Yet I don’t think we should push this too far. The idea that this was an age of everyday, brutal violence is not without its problems.
Take the homicide rate, for example. There are probably few better measures of ‘everyday’ violence than the number of people killed by their fellow humans and, given the sophisticated system for detection at the time, we can also be confident that few homicides went undetected.
These were, in fact, surprisingly low. In Kent, which has been carefully studied, the rate was around 5-6 per 100,000 at the start of the century, but also declined to about 3.6 by 1700. In Cheshire, the evidence for decline is more precipitous, with a homicide rate of 8-12 per 100,000 in the 1620s, falling to just 2 per 100,000 in the 1690s. For comparison, in the contemporary United States, the deliberate homicide rate was 4.88 per 100,000 in 2015. A 2004 study estimated that the global homicide rate then was around 7.6 per 100,000. In this regard, 17th-century England doesn’t stack up too badly.
Non-fatal violence is harder to gauge, but some northern villages kept good records of blood-drawing and brawls (known, delightfully, as ‘hubbleshows’). Roughly speaking, in a village of 200 people you might see one serious fight every couple of months, probably fewer. We know that people often tried to fight with fists and cudgels rather than swords and dagger, because they didn’t want to cause too much harm. This suggests a degree of control.

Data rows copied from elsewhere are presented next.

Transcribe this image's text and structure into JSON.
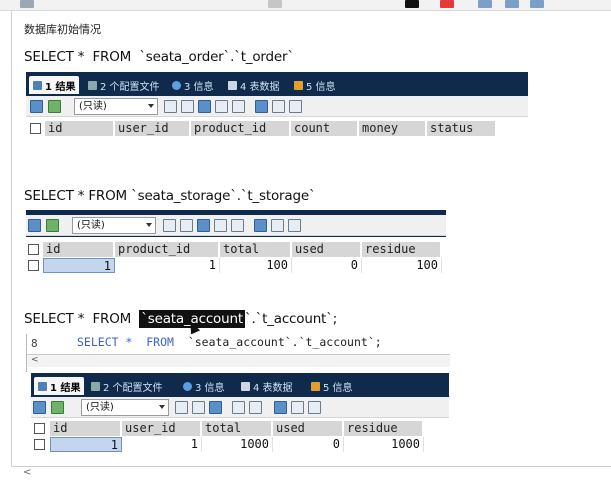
{
  "page": {
    "heading": "数据库初始情况"
  },
  "queries": [
    {
      "sql": "SELECT *  FROM  `seata_order`.`t_order`"
    },
    {
      "sql": "SELECT * FROM `seata_storage`.`t_storage`"
    },
    {
      "sql_prefix": "SELECT *  FROM  ",
      "sql_highlight": "`seata_account",
      "sql_suffix": "`.`t_account`;"
    }
  ],
  "editor": {
    "line_number": "8",
    "kw1": "SELECT *",
    "kw2": "FROM",
    "code_rest": "`seata_account`.`t_account`;",
    "scroll_left": "<"
  },
  "tabs": [
    {
      "label": "1 结果"
    },
    {
      "label": "2 个配置文件"
    },
    {
      "label": "3 信息"
    },
    {
      "label": "4 表数据"
    },
    {
      "label": "5 信息"
    }
  ],
  "toolbar": {
    "mode_select": "(只读)"
  },
  "tables": [
    {
      "columns": [
        "id",
        "user_id",
        "product_id",
        "count",
        "money",
        "status"
      ],
      "rows": []
    },
    {
      "columns": [
        "id",
        "product_id",
        "total",
        "used",
        "residue"
      ],
      "rows": [
        [
          "1",
          "1",
          "100",
          "0",
          "100"
        ]
      ]
    },
    {
      "columns": [
        "id",
        "user_id",
        "total",
        "used",
        "residue"
      ],
      "rows": [
        [
          "1",
          "1",
          "1000",
          "0",
          "1000"
        ]
      ]
    }
  ],
  "bottom": {
    "scroll_left": "<"
  },
  "colors": {
    "panel_bg": "#0f2a4a",
    "selected_cell": "#c3d6ee",
    "header_cell": "#d6d6d6"
  }
}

The legal system itself was not as brutal as it first appears. The recourse to the death penalty was shocking and violent, but the state was not simply stringing people up for occasional acts of petty theft. Quite often, judges and juries deliberately perjured themselves to ensure convicted thieves escaped the noose, usually by undervaluing goods stolen. Everyone had a right to a trial and although torture was very occasionally used, it had to be specifically ordered by the Privy Council, who reserved it for those deemed as immediate enemies of the state. Obviously this is abhorrent, but it is not something our own age can afford to be particularly smug about.

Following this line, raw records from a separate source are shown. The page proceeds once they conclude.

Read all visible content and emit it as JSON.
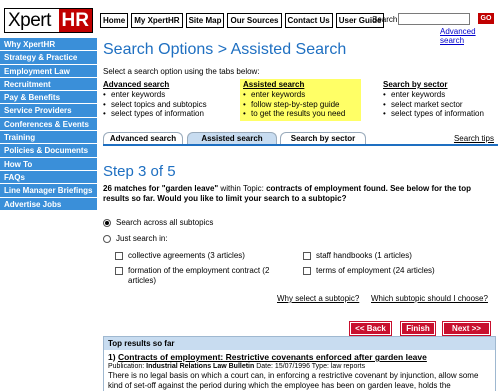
{
  "brand": {
    "xpert": "Xpert",
    "hr": "HR"
  },
  "topnav": [
    "Home",
    "My XpertHR",
    "Site Map",
    "Our Sources",
    "Contact Us",
    "User Guide"
  ],
  "search": {
    "label": "Search",
    "value": "",
    "go_label": "GO",
    "advanced_link": "Advanced search"
  },
  "sidebar": {
    "items": [
      "Why XpertHR",
      "Strategy & Practice",
      "Employment Law",
      "Recruitment",
      "Pay & Benefits",
      "Service Providers",
      "Conferences & Events",
      "Training",
      "Policies & Documents",
      "How To",
      "FAQs",
      "Line Manager Briefings",
      "Advertise Jobs"
    ]
  },
  "main": {
    "title": "Search Options > Assisted Search",
    "instructions": "Select a search option using the tabs below:",
    "options": [
      {
        "heading": "Advanced search",
        "bullets": [
          "enter keywords",
          "select topics and subtopics",
          "select types of information"
        ]
      },
      {
        "heading": "Assisted search",
        "bullets": [
          "enter keywords",
          "follow step-by-step guide",
          "to get the results you need"
        ]
      },
      {
        "heading": "Search by sector",
        "bullets": [
          "enter keywords",
          "select market sector",
          "select types of information"
        ]
      }
    ],
    "tabs": [
      "Advanced search",
      "Assisted search",
      "Search by sector"
    ],
    "search_tips": "Search tips",
    "step_title": "Step 3 of 5",
    "matches": {
      "count_prefix": "26 matches for ",
      "query": "\"garden leave\"",
      "topic_prefix": " within Topic: ",
      "topic": "contracts of employment",
      "rest": " found. See below for the top results so far. Would you like to limit your search to a subtopic?"
    },
    "radio_all": "Search across all subtopics",
    "radio_just": "Just search in:",
    "subtopics": [
      "collective agreements (3 articles)",
      "formation of the employment contract (2 articles)",
      "staff handbooks (1 articles)",
      "terms of employment (24 articles)"
    ],
    "why_link": "Why select a subtopic?",
    "which_link": "Which subtopic should I choose?",
    "buttons": {
      "back": "<< Back",
      "finish": "Finish",
      "next": "Next >>"
    },
    "results": {
      "heading": "Top results so far",
      "items": [
        {
          "number": "1)",
          "title": "Contracts of employment: Restrictive covenants enforced after garden leave",
          "publication_label": "Publication:",
          "publication": "Industrial Relations Law Bulletin",
          "date_label": "Date:",
          "date": "15/07/1996",
          "type_label": "Type:",
          "type": "law reports",
          "snippet": "There is no legal basis on which a court can, in enforcing a restrictive covenant by injunction, allow some kind of set-off against the period during which the employee has been on garden leave, holds the"
        }
      ]
    }
  }
}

Times were changing, too. Much of the commentary has taken the 17th century as a whole, but there seems to have been a major shift in this period. Just as homicide rates fell, executions peaked in the 1620s but then gradually fell. By the 1680s virtually no one was convicted of witchcraft anymore. The last people burned for heresy, radical Protestants, went to the stake in 1612. No English Catholics were burned for heresy in the 17th century. The last use of torture was in 1626. By the end of the century, habeas corpus had become firmly established. Even animal cruelty came under attack, with many Puritans lamenting the suffering inflicted on God’s innocent creatures and moving to ban bear-pits and cockfights.
In fact, by 1700, England had become a remarkably stable, peaceful society, where your chances of being murdered or robbed, or for that matter hanged, were extremely small. You had no chance of being tortured, burned for your faith or hanged as a witch. Nor would you die from famine or plague, as both of these had disappeared in England after 1623 and 1670 respectively. You were probably engaged in a civil lawsuit against someone (each household was involved in one, on average, per year), but this was how you settled your differences, rather than with fists and pistols.
Perhaps, then, we should stop seeing the 17th century as just a ‘brutal age’. Perhaps, indeed, the most interesting question is how a relatively peaceful society became such a brutal exporter of violence, first in Ireland, then elsewhere in the Empire.
Maybe we should blame the ‘Enlightenment’.
Jonathan Healey is Associate Professor in Social History at the University of Oxford. @SocialHistoryOx